2. Sugar is "poison."Truth be told I eat sugar -- gladly and regularly. Why? I believe and have experienced first hand that when something is off limits it's only a matter of time (and human nature) before we're diving head first into the food that we're trying to control. No amount of willpower, self control and motivation can starve off the biological response that kicks in when our body feels deprived. Key message: Food will only have power over you if you give it power.
3. I weigh myself. Along time ago I realized something very important, which ended up saving me from disordered eating: My self worth, in other words my strengths, qualities and attributes, can't be weighed. I made a decision to never again let a number on a piece of machinery dictate how I get to feel about myself. The best advice I can give you is to throw away the scale or do what I did: Take to it with a sledge hammer.
4. Exercise for weight loss. Whenever I ask my clients why they exercise they tell me it's because they're afraid they will get fat/ remain fat. Duh! This tells me that many people (like I used to), exercise out of fear of gaining weight. The day I decided to prioritize feeling revitalized, happy and nourished from exercise rather than prioritizing weight loss as the goal, was the day I actually started to enjoy exercise again. Using how I wanted to feel as a 'guiding light' I was able to say 'no' to what wasn't serving me and a 'hell yes' to what I intuitively knew was going to make me feel good. Oh and the best thing: Going about exercise this way makes exercise second nature (no more 'fitspo' quotes needed!).
5. I'm obsessed with yoga and meditation because it works for "everyone else." Ah "comparison-itis" -- the modern day 'unclassified' disease! Currently my yoga mat is collecting dust and my meditation pillow is a decorative cushion on the sofa. While I tried super hard to be a yogi I decided it was a whole lot easier to be proudly myself despite potential judgments from others (which means I'm currently sitting yoga class out). I also gave various types of meditation a go, however didn't 'gel' with any of those either.

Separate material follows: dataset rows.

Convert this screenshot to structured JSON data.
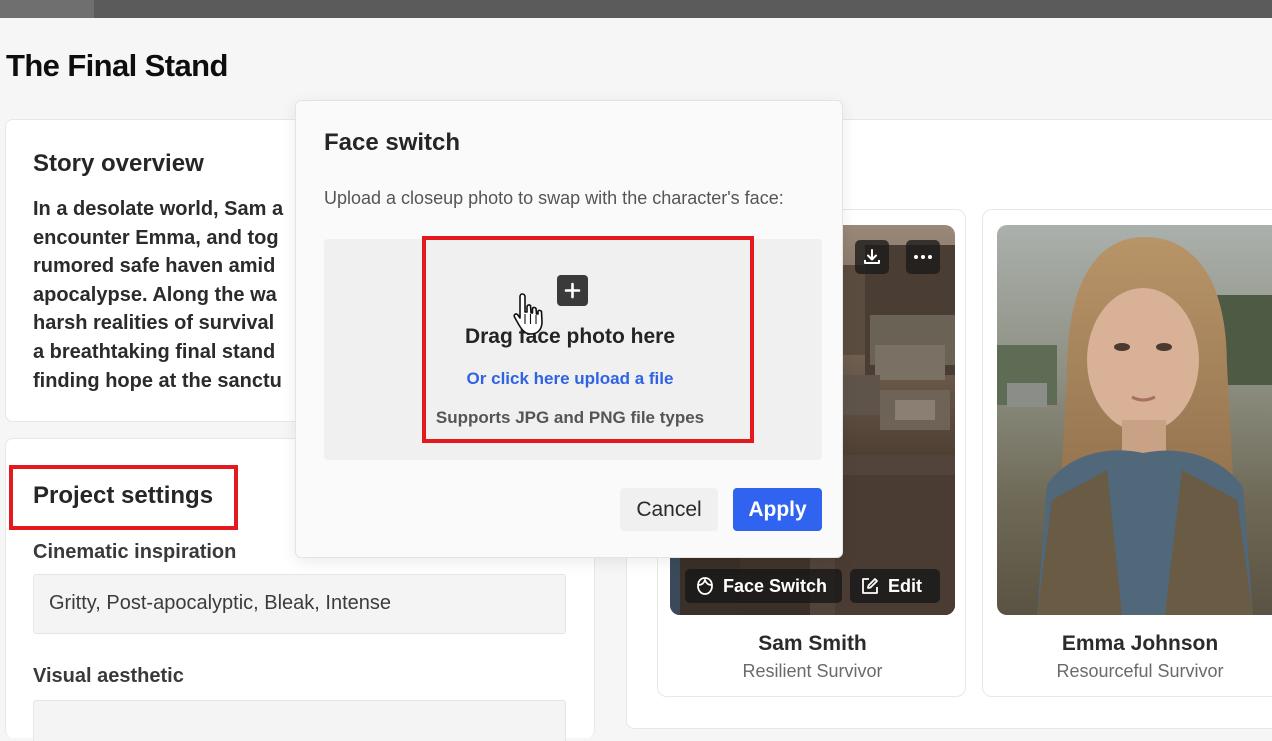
{
  "page": {
    "title": "The Final Stand"
  },
  "story": {
    "heading": "Story overview",
    "lines": [
      "In a desolate world, Sam a",
      "encounter Emma, and tog",
      "rumored safe haven amid",
      "apocalypse. Along the wa",
      "harsh realities of survival",
      "a breathtaking final stand",
      "finding hope at the sanctu"
    ]
  },
  "settings": {
    "heading": "Project settings",
    "cinematic_label": "Cinematic inspiration",
    "cinematic_value": "Gritty, Post-apocalyptic, Bleak, Intense",
    "visual_label": "Visual aesthetic"
  },
  "characters": [
    {
      "name": "Sam Smith",
      "role": "Resilient Survivor",
      "face_switch_label": "Face Switch",
      "edit_label": "Edit"
    },
    {
      "name": "Emma Johnson",
      "role": "Resourceful Survivor"
    }
  ],
  "modal": {
    "title": "Face switch",
    "subtitle": "Upload a closeup photo to swap with the character's face:",
    "drop_title": "Drag face photo here",
    "drop_link": "Or click here upload a file",
    "drop_note": "Supports JPG and PNG file types",
    "cancel_label": "Cancel",
    "apply_label": "Apply"
  },
  "colors": {
    "accent": "#2f63f0",
    "link": "#2f63e4",
    "highlight": "#e3191e"
  },
  "icons": [
    "download-icon",
    "more-icon",
    "face-icon",
    "edit-icon",
    "plus-icon",
    "hand-cursor-icon"
  ]
}
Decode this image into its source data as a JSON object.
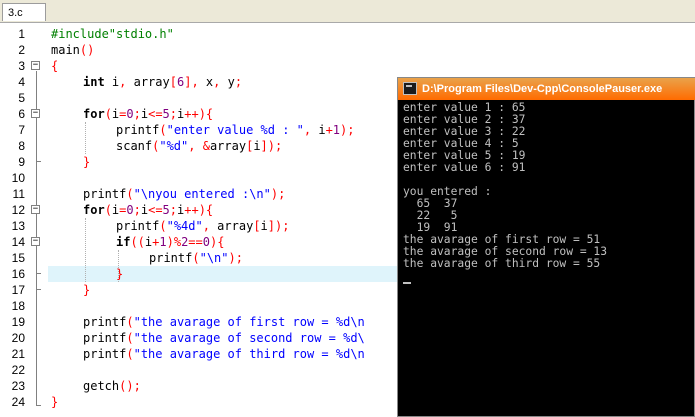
{
  "tab": {
    "label": "3.c"
  },
  "code_lines": [
    {
      "n": "1"
    },
    {
      "n": "2"
    },
    {
      "n": "3"
    },
    {
      "n": "4"
    },
    {
      "n": "5"
    },
    {
      "n": "6"
    },
    {
      "n": "7"
    },
    {
      "n": "8"
    },
    {
      "n": "9"
    },
    {
      "n": "10"
    },
    {
      "n": "11"
    },
    {
      "n": "12"
    },
    {
      "n": "13"
    },
    {
      "n": "14"
    },
    {
      "n": "15"
    },
    {
      "n": "16"
    },
    {
      "n": "17"
    },
    {
      "n": "18"
    },
    {
      "n": "19"
    },
    {
      "n": "20"
    },
    {
      "n": "21"
    },
    {
      "n": "22"
    },
    {
      "n": "23"
    },
    {
      "n": "24"
    }
  ],
  "code": {
    "l1_include": "#include\"stdio.h\"",
    "l2_main": "main",
    "l2_paren": "()",
    "l3_brace": "{",
    "l4_int": "int",
    "l4_rest_a": " i",
    "l4_comma1": ",",
    "l4_rest_b": " array",
    "l4_br1": "[",
    "l4_num": "6",
    "l4_br2": "]",
    "l4_comma2": ",",
    "l4_rest_c": " x",
    "l4_comma3": ",",
    "l4_rest_d": " y",
    "l4_semi": ";",
    "l6_for": "for",
    "l6_a": "(",
    "l6_b": "i",
    "l6_c": "=",
    "l6_d": "0",
    "l6_e": ";",
    "l6_f": "i",
    "l6_g": "<=",
    "l6_h": "5",
    "l6_i": ";",
    "l6_j": "i",
    "l6_k": "++){",
    "l7_fn": "printf",
    "l7_p": "(",
    "l7_str": "\"enter value %d : \"",
    "l7_c": ",",
    "l7_i": " i",
    "l7_plus": "+",
    "l7_one": "1",
    "l7_end": ");",
    "l8_fn": "scanf",
    "l8_p": "(",
    "l8_str": "\"%d\"",
    "l8_c": ",",
    "l8_amp": " &",
    "l8_arr": "array",
    "l8_b1": "[",
    "l8_i": "i",
    "l8_b2": "]);",
    "l9_brace": "}",
    "l11_fn": "printf",
    "l11_p": "(",
    "l11_str": "\"\\nyou entered :\\n\"",
    "l11_end": ");",
    "l12_for": "for",
    "l12_a": "(",
    "l12_b": "i",
    "l12_c": "=",
    "l12_d": "0",
    "l12_e": ";",
    "l12_f": "i",
    "l12_g": "<=",
    "l12_h": "5",
    "l12_i": ";",
    "l12_j": "i",
    "l12_k": "++){",
    "l13_fn": "printf",
    "l13_p": "(",
    "l13_str": "\"%4d\"",
    "l13_c": ",",
    "l13_arr": " array",
    "l13_b1": "[",
    "l13_i": "i",
    "l13_b2": "]);",
    "l14_if": "if",
    "l14_a": "((",
    "l14_i": "i",
    "l14_plus": "+",
    "l14_one": "1",
    "l14_b": ")%",
    "l14_two": "2",
    "l14_eq": "==",
    "l14_zero": "0",
    "l14_c": "){",
    "l15_fn": "printf",
    "l15_p": "(",
    "l15_str": "\"\\n\"",
    "l15_end": ");",
    "l16_brace": "}",
    "l17_brace": "}",
    "l19_fn": "printf",
    "l19_p": "(",
    "l19_str": "\"the avarage of first row = %d\\n",
    "l20_fn": "printf",
    "l20_p": "(",
    "l20_str": "\"the avarage of second row = %d\\",
    "l21_fn": "printf",
    "l21_p": "(",
    "l21_str": "\"the avarage of third row = %d\\n",
    "l23_fn": "getch",
    "l23_end": "();",
    "l24_brace": "}"
  },
  "console": {
    "title": "D:\\Program Files\\Dev-Cpp\\ConsolePauser.exe",
    "lines": [
      "enter value 1 : 65",
      "enter value 2 : 37",
      "enter value 3 : 22",
      "enter value 4 : 5",
      "enter value 5 : 19",
      "enter value 6 : 91",
      "",
      "you entered :",
      "  65  37",
      "  22   5",
      "  19  91",
      "the avarage of first row = 51",
      "the avarage of second row = 13",
      "the avarage of third row = 55"
    ]
  }
}
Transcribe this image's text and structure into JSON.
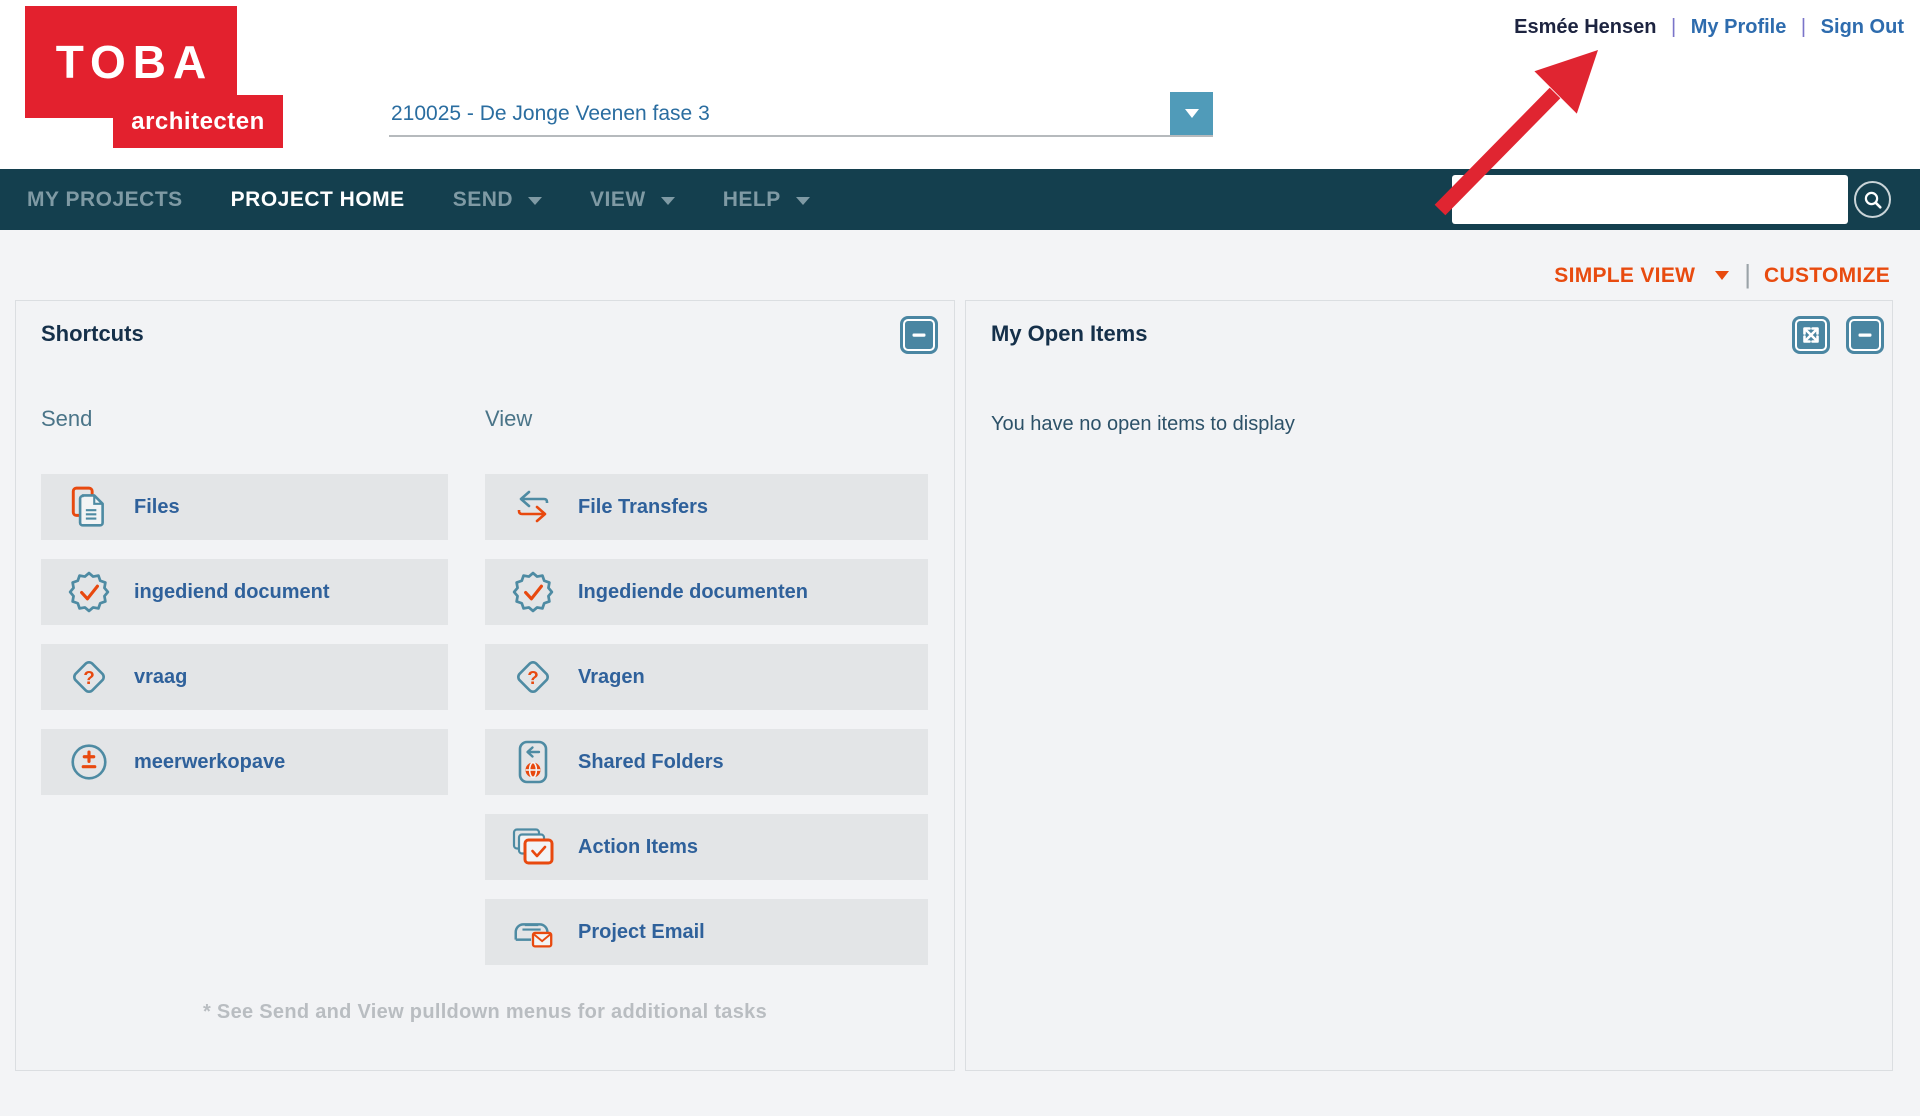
{
  "logo": {
    "line1": "TOBA",
    "line2": "architecten"
  },
  "user_bar": {
    "name": "Esmée Hensen",
    "separator": "|",
    "links": [
      {
        "label": "My Profile"
      },
      {
        "label": "Sign Out"
      }
    ]
  },
  "project_selector": {
    "value": "210025 - De Jonge Veenen fase 3",
    "dropdown_icon": "chevron-down-icon"
  },
  "nav": {
    "items": [
      {
        "label": "MY PROJECTS",
        "active": false,
        "has_caret": false
      },
      {
        "label": "PROJECT HOME",
        "active": true,
        "has_caret": false
      },
      {
        "label": "SEND",
        "active": false,
        "has_caret": true
      },
      {
        "label": "VIEW",
        "active": false,
        "has_caret": true
      },
      {
        "label": "HELP",
        "active": false,
        "has_caret": true
      }
    ],
    "search": {
      "value": "",
      "icon": "search-icon"
    }
  },
  "view_controls": {
    "view_mode": "SIMPLE VIEW",
    "separator": "|",
    "customize": "CUSTOMIZE"
  },
  "panels": {
    "shortcuts": {
      "title": "Shortcuts",
      "minimize_icon": "minimize-icon",
      "columns": [
        {
          "heading": "Send",
          "items": [
            {
              "label": "Files",
              "icon": "files-icon"
            },
            {
              "label": "ingediend document",
              "icon": "seal-check-icon"
            },
            {
              "label": "vraag",
              "icon": "question-diamond-icon"
            },
            {
              "label": "meerwerkopave",
              "icon": "plus-minus-circle-icon"
            }
          ]
        },
        {
          "heading": "View",
          "items": [
            {
              "label": "File Transfers",
              "icon": "transfer-arrows-icon"
            },
            {
              "label": "Ingediende documenten",
              "icon": "seal-check-icon"
            },
            {
              "label": "Vragen",
              "icon": "question-diamond-icon"
            },
            {
              "label": "Shared Folders",
              "icon": "shared-folder-icon"
            },
            {
              "label": "Action Items",
              "icon": "action-items-icon"
            },
            {
              "label": "Project Email",
              "icon": "project-email-icon"
            }
          ]
        }
      ],
      "footnote": "* See Send and View pulldown menus for additional tasks"
    },
    "my_open_items": {
      "title": "My Open Items",
      "expand_icon": "expand-icon",
      "minimize_icon": "minimize-icon",
      "empty_message": "You have no open items to display"
    }
  },
  "annotation": {
    "type": "red-arrow",
    "points_to": "My Profile",
    "color": "#e02531"
  },
  "colors": {
    "logo_red": "#e3212e",
    "navbar_teal": "#143f4e",
    "accent_orange": "#e84b0f",
    "icon_teal": "#4e8ba3",
    "link_blue": "#2e6cae",
    "item_bar_gray": "#e3e5e7",
    "panel_button_teal": "#4a86a2"
  }
}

Today I choose to see meditation to encompass every day actions that I consciously undertake with presence, passion and purpose (which means cooking, eating and hanging with my man is my kind of mediation).
For more information on how you can stop feeling like a slave to food visit www.practiseglow.com and download my free eBook 'Be Free: A Heart Centred Guide to Change Your Relationship With Food and Your Body'.